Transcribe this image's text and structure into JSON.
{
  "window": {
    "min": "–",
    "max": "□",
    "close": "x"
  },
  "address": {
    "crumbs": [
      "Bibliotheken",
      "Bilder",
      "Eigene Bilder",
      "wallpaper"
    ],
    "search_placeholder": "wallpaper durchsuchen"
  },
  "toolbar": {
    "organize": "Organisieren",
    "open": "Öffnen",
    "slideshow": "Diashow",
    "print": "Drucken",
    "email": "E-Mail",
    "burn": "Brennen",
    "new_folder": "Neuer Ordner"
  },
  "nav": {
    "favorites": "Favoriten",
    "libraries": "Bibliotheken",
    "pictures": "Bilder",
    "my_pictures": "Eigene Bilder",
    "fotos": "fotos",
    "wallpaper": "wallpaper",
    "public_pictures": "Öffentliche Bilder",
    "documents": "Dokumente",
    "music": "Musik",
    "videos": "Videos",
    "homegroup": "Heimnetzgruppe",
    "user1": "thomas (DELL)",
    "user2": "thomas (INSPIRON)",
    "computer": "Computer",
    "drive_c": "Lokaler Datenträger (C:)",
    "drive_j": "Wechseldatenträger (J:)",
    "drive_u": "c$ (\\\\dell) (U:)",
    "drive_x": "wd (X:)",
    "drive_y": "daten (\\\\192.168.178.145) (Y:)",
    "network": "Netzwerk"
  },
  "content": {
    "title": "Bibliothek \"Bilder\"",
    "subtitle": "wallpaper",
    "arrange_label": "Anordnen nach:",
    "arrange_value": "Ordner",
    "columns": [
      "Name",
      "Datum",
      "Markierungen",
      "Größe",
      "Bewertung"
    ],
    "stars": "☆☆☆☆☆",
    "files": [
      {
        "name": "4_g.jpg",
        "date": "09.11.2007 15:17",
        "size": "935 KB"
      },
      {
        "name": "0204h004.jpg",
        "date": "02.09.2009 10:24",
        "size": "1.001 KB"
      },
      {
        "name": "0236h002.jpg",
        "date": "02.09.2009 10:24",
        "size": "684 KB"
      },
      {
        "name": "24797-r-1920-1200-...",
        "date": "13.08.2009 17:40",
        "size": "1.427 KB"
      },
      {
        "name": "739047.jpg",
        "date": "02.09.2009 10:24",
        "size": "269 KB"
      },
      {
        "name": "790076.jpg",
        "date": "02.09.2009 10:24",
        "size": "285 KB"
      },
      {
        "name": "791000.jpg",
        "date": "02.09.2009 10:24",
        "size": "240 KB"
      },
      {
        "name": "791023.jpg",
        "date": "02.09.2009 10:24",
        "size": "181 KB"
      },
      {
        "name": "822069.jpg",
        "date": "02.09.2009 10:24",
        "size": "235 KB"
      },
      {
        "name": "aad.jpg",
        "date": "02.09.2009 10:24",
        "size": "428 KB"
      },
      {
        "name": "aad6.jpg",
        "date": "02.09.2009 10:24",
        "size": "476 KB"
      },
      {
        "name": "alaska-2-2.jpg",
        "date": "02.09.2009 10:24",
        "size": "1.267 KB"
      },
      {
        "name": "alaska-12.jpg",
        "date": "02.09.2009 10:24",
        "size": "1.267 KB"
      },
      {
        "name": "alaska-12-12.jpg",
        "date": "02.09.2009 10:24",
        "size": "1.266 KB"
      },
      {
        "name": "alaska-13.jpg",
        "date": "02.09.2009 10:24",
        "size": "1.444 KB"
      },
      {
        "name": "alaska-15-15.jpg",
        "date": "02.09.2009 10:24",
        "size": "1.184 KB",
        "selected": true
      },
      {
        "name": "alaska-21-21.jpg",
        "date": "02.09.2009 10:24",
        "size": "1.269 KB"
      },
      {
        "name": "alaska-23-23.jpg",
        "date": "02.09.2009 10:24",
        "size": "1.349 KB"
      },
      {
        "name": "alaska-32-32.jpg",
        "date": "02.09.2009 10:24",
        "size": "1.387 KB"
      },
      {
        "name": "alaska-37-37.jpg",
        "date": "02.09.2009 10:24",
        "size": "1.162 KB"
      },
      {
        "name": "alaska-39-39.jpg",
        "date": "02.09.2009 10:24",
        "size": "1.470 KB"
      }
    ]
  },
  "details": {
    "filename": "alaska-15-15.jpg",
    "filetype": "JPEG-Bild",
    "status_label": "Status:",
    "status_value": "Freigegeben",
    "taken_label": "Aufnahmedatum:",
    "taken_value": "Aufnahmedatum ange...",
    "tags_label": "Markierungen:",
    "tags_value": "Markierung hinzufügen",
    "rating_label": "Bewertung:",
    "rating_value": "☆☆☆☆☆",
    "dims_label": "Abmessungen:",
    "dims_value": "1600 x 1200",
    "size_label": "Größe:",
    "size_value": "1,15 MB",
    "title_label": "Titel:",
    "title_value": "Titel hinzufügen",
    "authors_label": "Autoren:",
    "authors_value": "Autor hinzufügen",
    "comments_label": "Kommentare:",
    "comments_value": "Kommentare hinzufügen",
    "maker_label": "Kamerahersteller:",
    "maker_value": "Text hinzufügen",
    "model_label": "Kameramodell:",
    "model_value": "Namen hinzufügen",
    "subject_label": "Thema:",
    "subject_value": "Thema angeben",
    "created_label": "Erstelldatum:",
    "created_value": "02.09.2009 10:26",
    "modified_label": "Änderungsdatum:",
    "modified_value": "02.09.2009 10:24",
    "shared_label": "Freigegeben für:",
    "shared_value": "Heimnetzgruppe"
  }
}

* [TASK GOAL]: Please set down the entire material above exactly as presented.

* [ANSWER SECTION]:
Transcribe this image's text and structure into JSON.
{
  "window": {
    "min": "–",
    "max": "□",
    "close": "x"
  },
  "address": {
    "crumbs": [
      "Bibliotheken",
      "Bilder",
      "Eigene Bilder",
      "wallpaper"
    ],
    "search_placeholder": "wallpaper durchsuchen"
  },
  "toolbar": {
    "organize": "Organisieren",
    "open": "Öffnen",
    "slideshow": "Diashow",
    "print": "Drucken",
    "email": "E-Mail",
    "burn": "Brennen",
    "new_folder": "Neuer Ordner"
  },
  "nav": {
    "favorites": "Favoriten",
    "libraries": "Bibliotheken",
    "pictures": "Bilder",
    "my_pictures": "Eigene Bilder",
    "fotos": "fotos",
    "wallpaper": "wallpaper",
    "public_pictures": "Öffentliche Bilder",
    "documents": "Dokumente",
    "music": "Musik",
    "videos": "Videos",
    "homegroup": "Heimnetzgruppe",
    "user1": "thomas (DELL)",
    "user2": "thomas (INSPIRON)",
    "computer": "Computer",
    "drive_c": "Lokaler Datenträger (C:)",
    "drive_j": "Wechseldatenträger (J:)",
    "drive_u": "c$ (\\\\dell) (U:)",
    "drive_x": "wd (X:)",
    "drive_y": "daten (\\\\192.168.178.145) (Y:)",
    "network": "Netzwerk"
  },
  "content": {
    "title": "Bibliothek \"Bilder\"",
    "subtitle": "wallpaper",
    "arrange_label": "Anordnen nach:",
    "arrange_value": "Ordner",
    "columns": [
      "Name",
      "Datum",
      "Markierungen",
      "Größe",
      "Bewertung"
    ],
    "stars": "☆☆☆☆☆",
    "files": [
      {
        "name": "4_g.jpg",
        "date": "09.11.2007 15:17",
        "size": "935 KB"
      },
      {
        "name": "0204h004.jpg",
        "date": "02.09.2009 10:24",
        "size": "1.001 KB"
      },
      {
        "name": "0236h002.jpg",
        "date": "02.09.2009 10:24",
        "size": "684 KB"
      },
      {
        "name": "24797-r-1920-1200-...",
        "date": "13.08.2009 17:40",
        "size": "1.427 KB"
      },
      {
        "name": "739047.jpg",
        "date": "02.09.2009 10:24",
        "size": "269 KB"
      },
      {
        "name": "790076.jpg",
        "date": "02.09.2009 10:24",
        "size": "285 KB"
      },
      {
        "name": "791000.jpg",
        "date": "02.09.2009 10:24",
        "size": "240 KB"
      },
      {
        "name": "791023.jpg",
        "date": "02.09.2009 10:24",
        "size": "181 KB"
      },
      {
        "name": "822069.jpg",
        "date": "02.09.2009 10:24",
        "size": "235 KB"
      },
      {
        "name": "aad.jpg",
        "date": "02.09.2009 10:24",
        "size": "428 KB"
      },
      {
        "name": "aad6.jpg",
        "date": "02.09.2009 10:24",
        "size": "476 KB"
      },
      {
        "name": "alaska-2-2.jpg",
        "date": "02.09.2009 10:24",
        "size": "1.267 KB"
      },
      {
        "name": "alaska-12.jpg",
        "date": "02.09.2009 10:24",
        "size": "1.267 KB"
      },
      {
        "name": "alaska-12-12.jpg",
        "date": "02.09.2009 10:24",
        "size": "1.266 KB"
      },
      {
        "name": "alaska-13.jpg",
        "date": "02.09.2009 10:24",
        "size": "1.444 KB"
      },
      {
        "name": "alaska-15-15.jpg",
        "date": "02.09.2009 10:24",
        "size": "1.184 KB",
        "selected": true
      },
      {
        "name": "alaska-21-21.jpg",
        "date": "02.09.2009 10:24",
        "size": "1.269 KB"
      },
      {
        "name": "alaska-23-23.jpg",
        "date": "02.09.2009 10:24",
        "size": "1.349 KB"
      },
      {
        "name": "alaska-32-32.jpg",
        "date": "02.09.2009 10:24",
        "size": "1.387 KB"
      },
      {
        "name": "alaska-37-37.jpg",
        "date": "02.09.2009 10:24",
        "size": "1.162 KB"
      },
      {
        "name": "alaska-39-39.jpg",
        "date": "02.09.2009 10:24",
        "size": "1.470 KB"
      }
    ]
  },
  "details": {
    "filename": "alaska-15-15.jpg",
    "filetype": "JPEG-Bild",
    "status_label": "Status:",
    "status_value": "Freigegeben",
    "taken_label": "Aufnahmedatum:",
    "taken_value": "Aufnahmedatum ange...",
    "tags_label": "Markierungen:",
    "tags_value": "Markierung hinzufügen",
    "rating_label": "Bewertung:",
    "rating_value": "☆☆☆☆☆",
    "dims_label": "Abmessungen:",
    "dims_value": "1600 x 1200",
    "size_label": "Größe:",
    "size_value": "1,15 MB",
    "title_label": "Titel:",
    "title_value": "Titel hinzufügen",
    "authors_label": "Autoren:",
    "authors_value": "Autor hinzufügen",
    "comments_label": "Kommentare:",
    "comments_value": "Kommentare hinzufügen",
    "maker_label": "Kamerahersteller:",
    "maker_value": "Text hinzufügen",
    "model_label": "Kameramodell:",
    "model_value": "Namen hinzufügen",
    "subject_label": "Thema:",
    "subject_value": "Thema angeben",
    "created_label": "Erstelldatum:",
    "created_value": "02.09.2009 10:26",
    "modified_label": "Änderungsdatum:",
    "modified_value": "02.09.2009 10:24",
    "shared_label": "Freigegeben für:",
    "shared_value": "Heimnetzgruppe"
  }
}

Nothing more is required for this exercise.